Directions
Repeat all of the records verbatim.

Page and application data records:
- - - - - - -
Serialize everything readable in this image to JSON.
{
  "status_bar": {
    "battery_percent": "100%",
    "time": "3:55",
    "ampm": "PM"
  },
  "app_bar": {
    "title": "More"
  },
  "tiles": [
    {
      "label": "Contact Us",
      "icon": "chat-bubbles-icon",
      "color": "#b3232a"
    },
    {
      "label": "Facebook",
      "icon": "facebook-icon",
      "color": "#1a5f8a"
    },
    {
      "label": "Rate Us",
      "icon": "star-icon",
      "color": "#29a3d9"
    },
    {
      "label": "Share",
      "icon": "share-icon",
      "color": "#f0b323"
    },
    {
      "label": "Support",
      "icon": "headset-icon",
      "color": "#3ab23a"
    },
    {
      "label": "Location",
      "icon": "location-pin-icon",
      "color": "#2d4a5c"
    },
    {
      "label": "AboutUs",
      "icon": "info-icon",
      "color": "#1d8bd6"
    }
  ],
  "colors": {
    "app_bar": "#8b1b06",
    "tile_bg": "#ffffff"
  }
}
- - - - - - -
Solution to the problem
Serialize everything readable in this image to JSON.
{
  "status_bar": {
    "battery_percent": "100%",
    "time": "3:55",
    "ampm": "PM"
  },
  "app_bar": {
    "title": "More"
  },
  "tiles": [
    {
      "label": "Contact Us",
      "icon": "chat-bubbles-icon",
      "color": "#b3232a"
    },
    {
      "label": "Facebook",
      "icon": "facebook-icon",
      "color": "#1a5f8a"
    },
    {
      "label": "Rate Us",
      "icon": "star-icon",
      "color": "#29a3d9"
    },
    {
      "label": "Share",
      "icon": "share-icon",
      "color": "#f0b323"
    },
    {
      "label": "Support",
      "icon": "headset-icon",
      "color": "#3ab23a"
    },
    {
      "label": "Location",
      "icon": "location-pin-icon",
      "color": "#2d4a5c"
    },
    {
      "label": "AboutUs",
      "icon": "info-icon",
      "color": "#1d8bd6"
    }
  ],
  "colors": {
    "app_bar": "#8b1b06",
    "tile_bg": "#ffffff"
  }
}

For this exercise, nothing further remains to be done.